Exercise: Once the pictures are set aside, copy the records below exactly as they stand.

Dataset extract:
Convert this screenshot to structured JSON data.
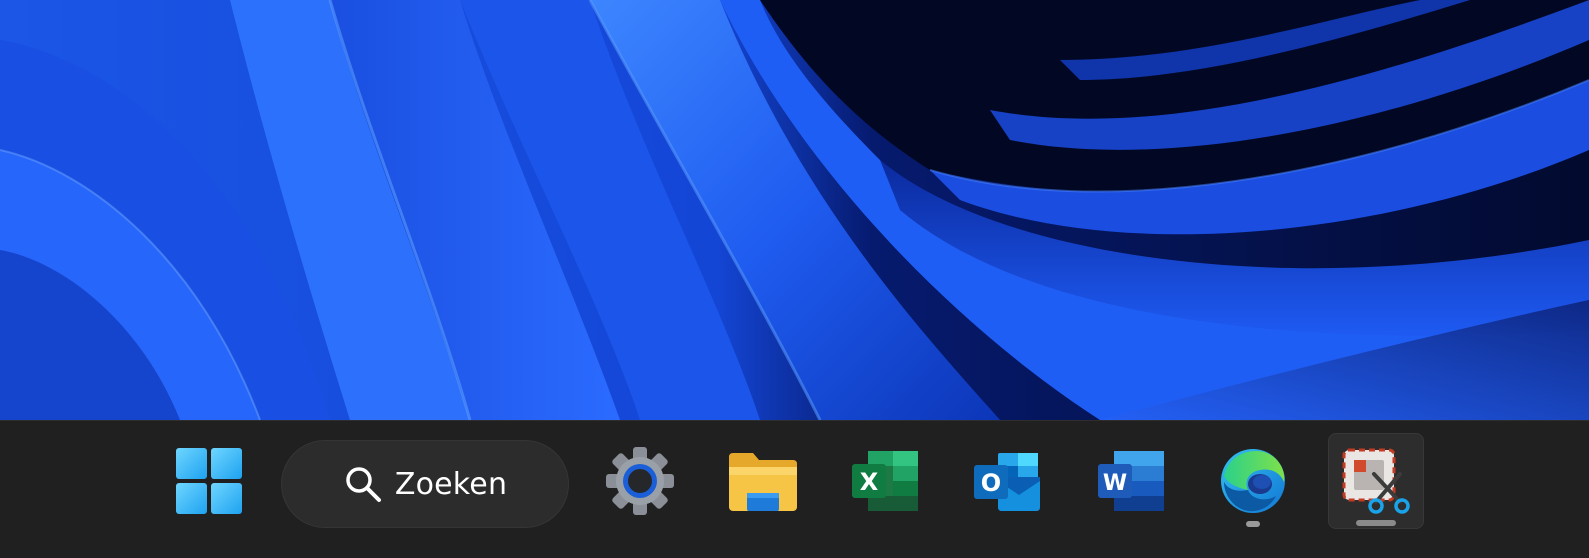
{
  "colors": {
    "taskbar": "#202020",
    "search_box": "#2c2c2c",
    "wallpaper_blue": "#1f5cf0",
    "wallpaper_dark": "#020a2e",
    "excel_green": "#1d7a45",
    "word_blue": "#1f5bb8",
    "outlook_blue": "#0f6cbd",
    "folder_yellow": "#f7c545"
  },
  "desktop": {
    "wallpaper": "windows-11-bloom-blue"
  },
  "taskbar": {
    "start": {
      "icon": "windows-start-icon"
    },
    "search": {
      "icon": "search-icon",
      "label": "Zoeken"
    },
    "apps": [
      {
        "id": "settings",
        "icon": "settings-gear-icon",
        "running": false
      },
      {
        "id": "file-explorer",
        "icon": "folder-icon",
        "running": false
      },
      {
        "id": "excel",
        "icon": "excel-icon",
        "letter": "X",
        "running": false
      },
      {
        "id": "outlook",
        "icon": "outlook-icon",
        "letter": "O",
        "running": false
      },
      {
        "id": "word",
        "icon": "word-icon",
        "letter": "W",
        "running": false
      },
      {
        "id": "edge",
        "icon": "edge-icon",
        "running": true
      },
      {
        "id": "snipping-tool",
        "icon": "snipping-tool-icon",
        "running": true,
        "active": true
      }
    ]
  }
}
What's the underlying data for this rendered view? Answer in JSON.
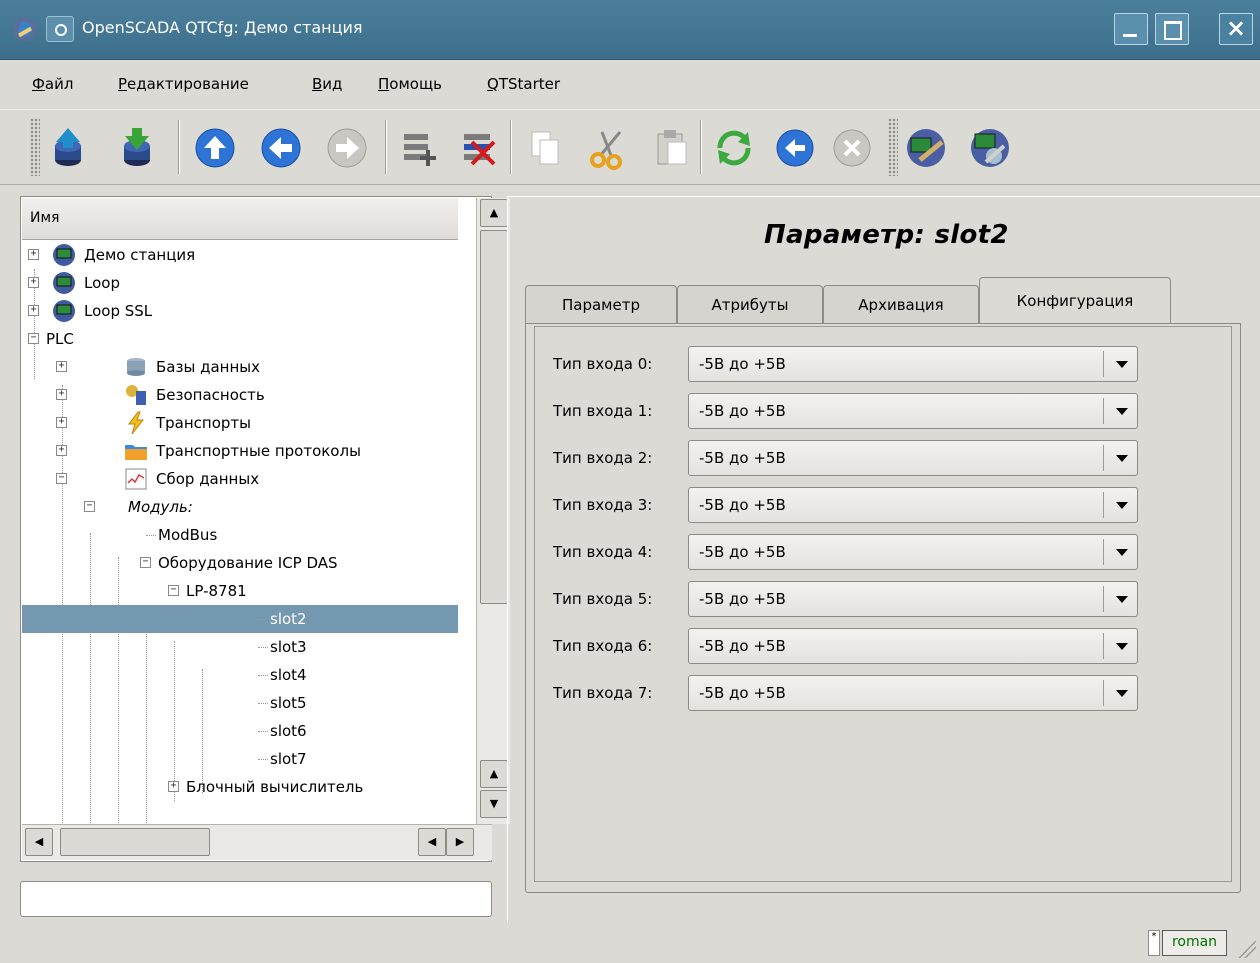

Completed exercise:
Convert this screenshot to structured JSON data.
{
  "colors": {
    "taskbar": "#202020",
    "search_box": "#2c2c2c",
    "wallpaper_blue": "#1f5cf0",
    "wallpaper_dark": "#020a2e",
    "excel_green": "#1d7a45",
    "word_blue": "#1f5bb8",
    "outlook_blue": "#0f6cbd",
    "folder_yellow": "#f7c545"
  },
  "desktop": {
    "wallpaper": "windows-11-bloom-blue"
  },
  "taskbar": {
    "start": {
      "icon": "windows-start-icon"
    },
    "search": {
      "icon": "search-icon",
      "label": "Zoeken"
    },
    "apps": [
      {
        "id": "settings",
        "icon": "settings-gear-icon",
        "running": false
      },
      {
        "id": "file-explorer",
        "icon": "folder-icon",
        "running": false
      },
      {
        "id": "excel",
        "icon": "excel-icon",
        "letter": "X",
        "running": false
      },
      {
        "id": "outlook",
        "icon": "outlook-icon",
        "letter": "O",
        "running": false
      },
      {
        "id": "word",
        "icon": "word-icon",
        "letter": "W",
        "running": false
      },
      {
        "id": "edge",
        "icon": "edge-icon",
        "running": true
      },
      {
        "id": "snipping-tool",
        "icon": "snipping-tool-icon",
        "running": true,
        "active": true
      }
    ]
  }
}
What's the underlying data for this rendered view? Answer in JSON.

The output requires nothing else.